Maryland starting forward Ernest Graham strained the outside ligaments in his right ankle during practice Wednesday and is doubtful for tonight's Atlantic Coast Conference opener against North Carolina State, 9 o'clock at Cole Field House (WJLA-TV-7).

Graham, averaging 15 points and 7.2 rebounds per game, twisted the ankle against Louisville last week and reinjured it Wednesday. A team physician decided yesterday that the injury was severe enough to possibly keep Graham out of the lineup, a team spokesman said.

"It's a wait-and-see how well he runs. If Ernest is not ready, Charles Pittman will start in his place."

The ninth-ranked Terrapins have lost only once, in their last game to previously winless, but potent, Louisville.
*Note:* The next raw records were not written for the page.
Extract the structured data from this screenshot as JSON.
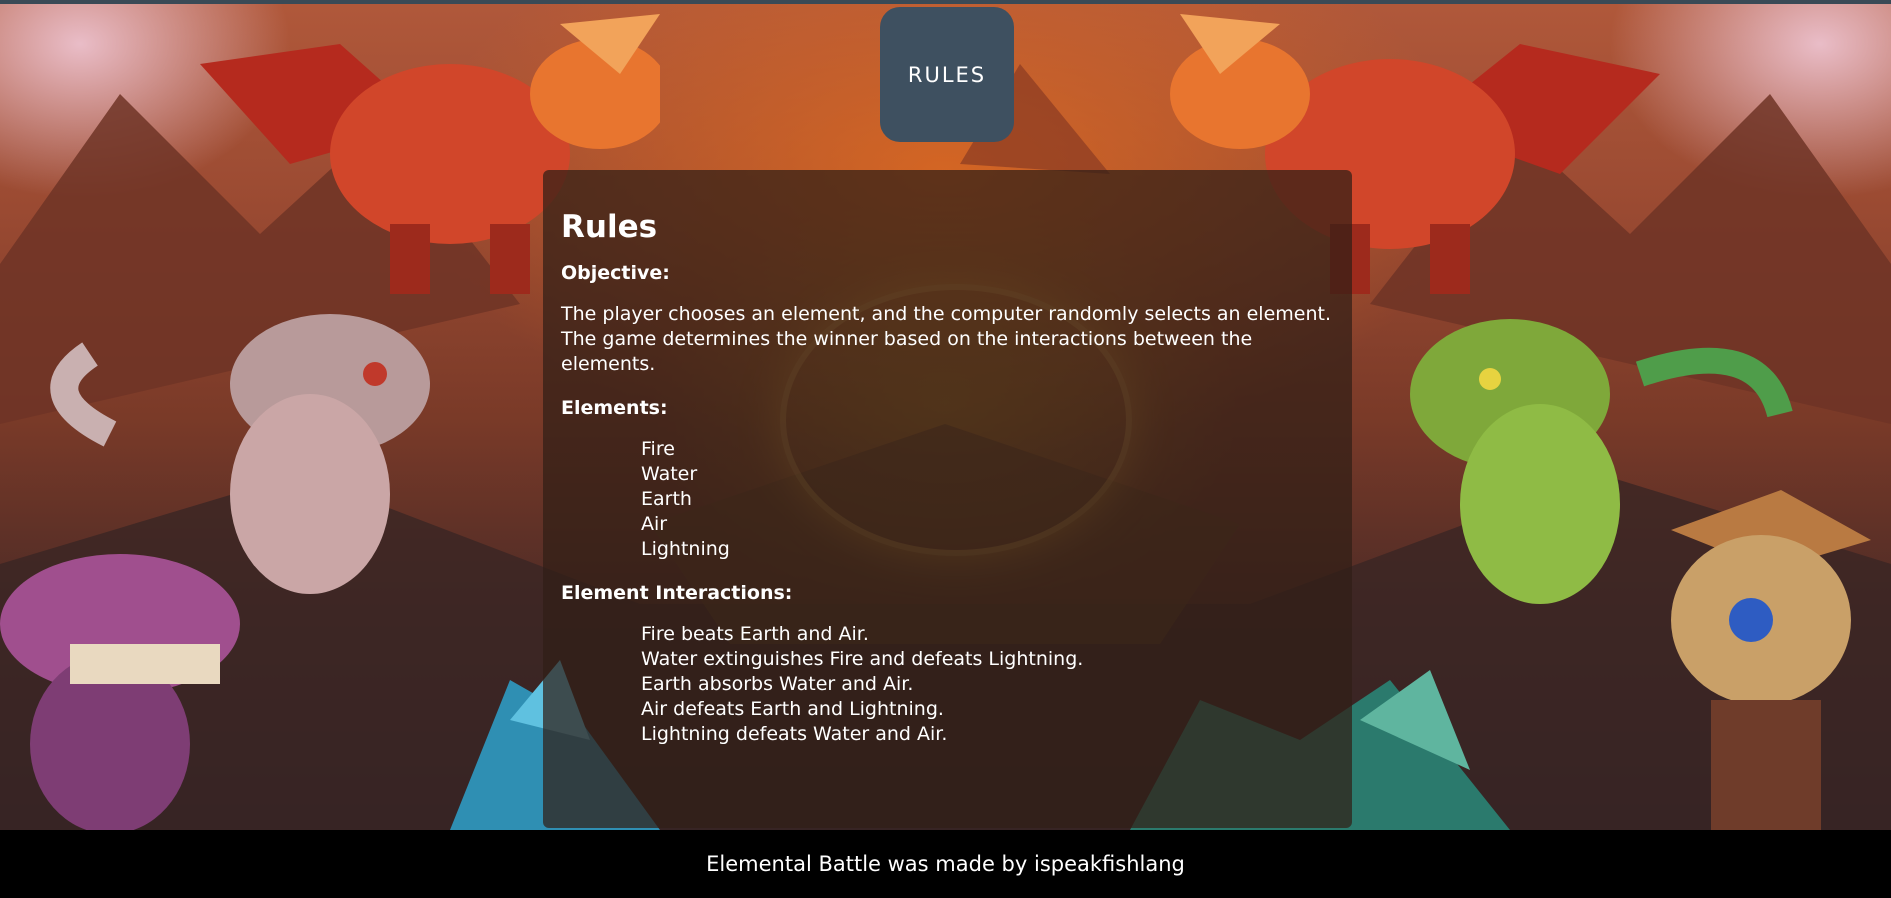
{
  "header": {
    "tab_label": "RULES"
  },
  "rules": {
    "title": "Rules",
    "objective_heading": "Objective:",
    "objective_text": "The player chooses an element, and the computer randomly selects an element. The game determines the winner based on the interactions between the elements.",
    "elements_heading": "Elements:",
    "elements": [
      "Fire",
      "Water",
      "Earth",
      "Air",
      "Lightning"
    ],
    "interactions_heading": "Element Interactions:",
    "interactions": [
      "Fire beats Earth and Air.",
      "Water extinguishes Fire and defeats Lightning.",
      "Earth absorbs Water and Air.",
      "Air defeats Earth and Lightning.",
      "Lightning defeats Water and Air."
    ]
  },
  "footer": {
    "credit": "Elemental Battle was made by ispeakfishlang"
  },
  "colors": {
    "tab_background": "#3e5060",
    "panel_background": "rgba(48,30,22,0.72)",
    "footer_background": "#000000",
    "text": "#ffffff"
  }
}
"I feel a little like the Christian being led into the area," said State's Jim Valvano, the former Iona coach making his ACC debut with a flu-weakened team. "A lot of prestige is on the line for them. Maryland will be an angry team tonight."

State (5-1) is a bona fide threat to win the conference, despite losing Clyde Austin and all-ACC forward Hawkeye Whitney. Valvano's only loss in his first season on Tobacco Road came in the Big Four Tournament two weeks ago, to Wake Forest by 30 points.

"This may be my first conference game officially, but I've already lost to one ACC team by four touchdowns," Valvano said. "We shot 63 percent the first half, but Wake shot 70. The 30-point margin wasn't really indicative, though, because at the end they were getting excited and we were packing up the balls trying to get out of town."

The Wolfpack is winning with four Washington-area regulars. The leading scorer is 6-foot-11 sophomore Thurl Bailey, from Bladensburg High, averaging 14.8 points. With Bailey, guards Sidney Lowe and Dereck Whittenburg from De Matha, swingman Kenny Matthews from Dunbar, forward Art Jones and seven-foot Craig Watts, Vavano has six possible starters.

"Thurl is going to be a great basketball player. That's a fact. It's imprinted in my mind. Stardom is not very far away for him."

Valvano doesn't believe that his homecoming players will be overexcited. "A lot of coaches believe in getting up for one big game or another," Valvano said, "I believe in a nice, even keel -- up -- for all 27 games. If they've been doing what I've wanted thus far, they won't be able to get any higher."

Valvano says Maryland is as good as predicted in the preseason. "They feel they have a lot to prove after having lost to Louisville last week, and I don't want to rile them.

"You'd have to be crazy to think Maryland was overrated because they lost to Louisville last week. The Cardinals were sensational. The Boston Celtics couldn't have beaten Louisville last Saturday."

Driesell said he, too, thought the defending national champion Cardinals played exceptionally well. "They would've beaten the 76ers last Saturday," he said, apparently reading from a similar script.

Maryland has been preparing this week for a quicker, fast-breaking Wolfpack team than they knew when Norm Sloane coached State. "These guys jack the ball up the court under Valvano," Driesell said.

"We might have been overconcerned about the opposition's tactics last week," Driesell said. "We have to make sure we do our stuff against State and worry less about what they do."

But Driesell must be concerned about the Wolfpack exploiting his only glaring weakness: a lack of bulk up front. "Buck Williams (6-foot-8) is a tiny center," he said, "and Albert (King) and Ernest are little, skinny guys." Louisville destroyed the Terps on the boards last week.

Both coaches said their teams had terrible practices during the middle of this week. "Probably because of exams," Driesell said.

Driesell said Thursday that the slender, 6-6 Graham had been practicing a lot this week at the second guard position and might be moved if State's tall lineup dominated his team in rebounding. The coach already was planning for Pittman to play at Graham's vacated forward position. Backup center Taylor Baldwin, suffering from a knee injury, is reportedly almost ready to play.